So, it looks like chaos will reign at Monduran’s boat ramps and parking facilities for the foreseeable future. The barra are biting all over the lake and nowhere is safe from prying eyes these days. All the usual tactics have been catching barra, both large and small, and in rare cases, in impressive numbers of larger fish. What you might see on you tube these days is a far cry from what can be achieved on a good day/night on Mondy, so don’t settle for just catching a couple of big fish and a handful of rats. If you are up to the task, then the big numbers will come.
It is early days for the true trollers’ prime time, but there has been a few keen on the non-casting method of barra fishing that have caught fish in recent weeks.
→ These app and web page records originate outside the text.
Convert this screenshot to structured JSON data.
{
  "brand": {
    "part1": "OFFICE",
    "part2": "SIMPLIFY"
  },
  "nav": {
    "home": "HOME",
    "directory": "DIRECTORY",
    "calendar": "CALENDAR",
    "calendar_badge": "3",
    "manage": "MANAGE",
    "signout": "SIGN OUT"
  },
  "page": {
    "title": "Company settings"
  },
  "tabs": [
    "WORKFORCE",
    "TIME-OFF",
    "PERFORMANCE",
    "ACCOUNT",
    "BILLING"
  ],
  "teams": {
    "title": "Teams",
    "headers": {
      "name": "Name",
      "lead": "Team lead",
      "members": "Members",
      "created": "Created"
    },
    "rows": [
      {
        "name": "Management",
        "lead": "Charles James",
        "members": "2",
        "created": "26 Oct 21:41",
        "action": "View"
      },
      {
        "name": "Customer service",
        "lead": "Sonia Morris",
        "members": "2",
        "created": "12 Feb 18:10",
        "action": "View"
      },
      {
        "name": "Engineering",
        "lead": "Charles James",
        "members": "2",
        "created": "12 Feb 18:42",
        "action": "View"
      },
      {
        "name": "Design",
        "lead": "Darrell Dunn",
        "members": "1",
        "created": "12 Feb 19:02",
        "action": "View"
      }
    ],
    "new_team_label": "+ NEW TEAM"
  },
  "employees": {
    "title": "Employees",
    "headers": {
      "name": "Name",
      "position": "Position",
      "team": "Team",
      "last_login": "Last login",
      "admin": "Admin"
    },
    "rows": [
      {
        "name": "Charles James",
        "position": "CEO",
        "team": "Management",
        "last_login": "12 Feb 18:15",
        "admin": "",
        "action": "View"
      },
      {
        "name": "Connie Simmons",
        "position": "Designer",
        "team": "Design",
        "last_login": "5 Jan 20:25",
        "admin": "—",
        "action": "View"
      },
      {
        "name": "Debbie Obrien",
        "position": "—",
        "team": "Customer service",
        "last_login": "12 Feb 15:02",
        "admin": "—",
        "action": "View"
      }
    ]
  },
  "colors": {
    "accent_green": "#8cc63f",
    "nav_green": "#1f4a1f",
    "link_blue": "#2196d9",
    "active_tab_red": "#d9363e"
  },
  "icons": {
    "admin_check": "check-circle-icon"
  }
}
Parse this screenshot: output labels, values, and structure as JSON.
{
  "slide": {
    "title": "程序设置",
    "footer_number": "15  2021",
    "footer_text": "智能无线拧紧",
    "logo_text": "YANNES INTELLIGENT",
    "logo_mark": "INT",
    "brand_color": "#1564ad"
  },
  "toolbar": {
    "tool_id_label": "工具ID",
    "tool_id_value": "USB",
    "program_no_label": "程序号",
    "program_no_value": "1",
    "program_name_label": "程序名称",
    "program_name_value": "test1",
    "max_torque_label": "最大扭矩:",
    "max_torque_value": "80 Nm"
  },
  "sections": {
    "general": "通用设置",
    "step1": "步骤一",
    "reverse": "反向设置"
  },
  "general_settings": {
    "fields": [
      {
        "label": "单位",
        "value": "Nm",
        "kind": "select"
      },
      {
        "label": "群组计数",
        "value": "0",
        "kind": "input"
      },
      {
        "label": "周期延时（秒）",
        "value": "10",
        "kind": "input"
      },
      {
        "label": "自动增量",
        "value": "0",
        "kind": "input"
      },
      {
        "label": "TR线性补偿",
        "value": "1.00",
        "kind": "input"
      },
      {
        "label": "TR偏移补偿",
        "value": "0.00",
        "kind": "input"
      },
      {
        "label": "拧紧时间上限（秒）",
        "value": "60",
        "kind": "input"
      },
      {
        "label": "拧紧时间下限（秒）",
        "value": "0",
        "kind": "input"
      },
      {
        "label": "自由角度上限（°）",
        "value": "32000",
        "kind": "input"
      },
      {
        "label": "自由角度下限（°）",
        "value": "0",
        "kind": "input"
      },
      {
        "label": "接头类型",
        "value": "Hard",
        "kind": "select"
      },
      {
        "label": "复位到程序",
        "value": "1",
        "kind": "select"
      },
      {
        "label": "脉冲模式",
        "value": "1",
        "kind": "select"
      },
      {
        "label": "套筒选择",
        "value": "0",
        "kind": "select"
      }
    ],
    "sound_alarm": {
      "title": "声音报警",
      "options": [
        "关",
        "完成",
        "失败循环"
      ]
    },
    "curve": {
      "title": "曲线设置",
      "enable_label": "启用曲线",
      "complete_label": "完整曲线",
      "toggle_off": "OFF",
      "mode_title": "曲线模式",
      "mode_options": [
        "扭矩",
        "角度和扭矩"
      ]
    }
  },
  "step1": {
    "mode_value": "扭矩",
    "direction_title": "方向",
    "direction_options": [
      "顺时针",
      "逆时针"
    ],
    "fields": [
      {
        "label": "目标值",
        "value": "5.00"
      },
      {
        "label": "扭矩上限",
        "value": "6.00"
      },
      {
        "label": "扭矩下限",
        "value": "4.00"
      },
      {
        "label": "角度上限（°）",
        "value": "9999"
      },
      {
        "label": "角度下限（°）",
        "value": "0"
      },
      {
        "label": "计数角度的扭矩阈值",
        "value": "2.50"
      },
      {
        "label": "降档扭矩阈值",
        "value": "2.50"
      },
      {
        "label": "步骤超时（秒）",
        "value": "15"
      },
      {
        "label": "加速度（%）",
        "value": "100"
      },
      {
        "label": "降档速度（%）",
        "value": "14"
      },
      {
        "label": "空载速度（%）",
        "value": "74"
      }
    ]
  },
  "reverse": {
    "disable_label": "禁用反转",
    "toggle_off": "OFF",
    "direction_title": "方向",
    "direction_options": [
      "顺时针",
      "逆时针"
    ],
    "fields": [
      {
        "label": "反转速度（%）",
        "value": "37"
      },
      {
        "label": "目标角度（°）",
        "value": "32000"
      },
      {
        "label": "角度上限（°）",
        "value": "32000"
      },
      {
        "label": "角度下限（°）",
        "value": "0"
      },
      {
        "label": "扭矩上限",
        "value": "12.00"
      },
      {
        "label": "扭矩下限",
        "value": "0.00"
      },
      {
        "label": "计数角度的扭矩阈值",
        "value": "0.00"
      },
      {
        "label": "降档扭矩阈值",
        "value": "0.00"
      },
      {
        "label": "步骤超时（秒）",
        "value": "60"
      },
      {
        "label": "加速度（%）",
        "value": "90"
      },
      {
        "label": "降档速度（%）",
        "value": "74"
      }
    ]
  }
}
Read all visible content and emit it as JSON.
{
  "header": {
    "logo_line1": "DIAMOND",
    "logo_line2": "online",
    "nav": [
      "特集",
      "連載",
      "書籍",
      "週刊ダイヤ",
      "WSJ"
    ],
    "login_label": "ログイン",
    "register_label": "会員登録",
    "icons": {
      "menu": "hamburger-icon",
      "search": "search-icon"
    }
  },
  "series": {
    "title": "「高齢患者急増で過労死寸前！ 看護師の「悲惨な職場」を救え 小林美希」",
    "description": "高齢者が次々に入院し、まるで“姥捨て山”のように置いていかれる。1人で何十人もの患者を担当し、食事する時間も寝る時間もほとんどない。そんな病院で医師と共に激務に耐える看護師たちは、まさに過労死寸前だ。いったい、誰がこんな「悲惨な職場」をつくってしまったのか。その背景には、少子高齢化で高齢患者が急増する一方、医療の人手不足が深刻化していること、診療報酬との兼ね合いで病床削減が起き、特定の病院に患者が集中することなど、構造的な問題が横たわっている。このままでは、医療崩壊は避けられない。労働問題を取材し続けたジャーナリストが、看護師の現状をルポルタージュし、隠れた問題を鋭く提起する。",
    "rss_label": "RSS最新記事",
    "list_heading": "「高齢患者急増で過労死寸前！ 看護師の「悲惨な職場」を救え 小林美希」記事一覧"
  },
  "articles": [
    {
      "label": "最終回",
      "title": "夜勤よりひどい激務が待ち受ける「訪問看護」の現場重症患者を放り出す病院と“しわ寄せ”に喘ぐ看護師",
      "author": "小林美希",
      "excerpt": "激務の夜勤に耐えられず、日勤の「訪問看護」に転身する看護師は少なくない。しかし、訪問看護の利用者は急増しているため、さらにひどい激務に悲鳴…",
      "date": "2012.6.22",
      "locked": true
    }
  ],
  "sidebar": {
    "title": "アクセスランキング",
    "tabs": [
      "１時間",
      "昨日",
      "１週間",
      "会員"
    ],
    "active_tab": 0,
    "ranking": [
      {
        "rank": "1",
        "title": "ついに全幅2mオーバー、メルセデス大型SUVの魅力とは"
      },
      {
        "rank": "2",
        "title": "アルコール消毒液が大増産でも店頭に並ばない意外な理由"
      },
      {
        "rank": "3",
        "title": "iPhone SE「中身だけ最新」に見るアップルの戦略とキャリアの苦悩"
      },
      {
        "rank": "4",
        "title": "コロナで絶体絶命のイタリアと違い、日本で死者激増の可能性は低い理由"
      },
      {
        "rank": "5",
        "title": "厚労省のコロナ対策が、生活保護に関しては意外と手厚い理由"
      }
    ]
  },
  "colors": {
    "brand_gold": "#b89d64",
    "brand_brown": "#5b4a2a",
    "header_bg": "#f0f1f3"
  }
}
Going old-school and dragging the tried and tested diving hardbodies of the past around the lake’s river and creek courses still appeals to some, whilst others keen to test even this technique are beginning to mix it up.
Larger, oversized hardbodies that don’t dive as deep are just as deadly on large fish in open water as those mid-sized deeper divers some use to target fish marking a few metres down. Trolling large paddle-tailed plastics rigged weedless or otherwise can see you get even more bites than those favouring hardbodies. Some even risk all and troll heavy swimbaits that plunge a little deeper these days, but they won’t be found wandering past too many trees (submerged or visible).
No matter what your preference, the simple fact that Mondy’s barra are biting so well means that you can experiment as much as you like. Following suit and mimicking others might catch you a few fish, but offering highly-pressured fish something different can be just the trigger for a scorecard that would make many others very jealous. And, to that end, guess what – we are stocking new and exciting impoundment barra lures every other week, so there is very little chance of getting bored with impoundment barra this season.
Good luck out there y’all …… Jase
Dane managed a few bonefish on fly under cloudy skies at Aitutaki. Not too many fishos would be lucky enough to get away with this on their honeymoon.
What a backdrop for a day’s fishing on the flats. Aitutaki lived up to expectations for Dane and Christie, but the weather did not.
Dane pretending his NZ South Island brown trout was a metre plus Mondy barra. Nice fish in nice surrounds, but .......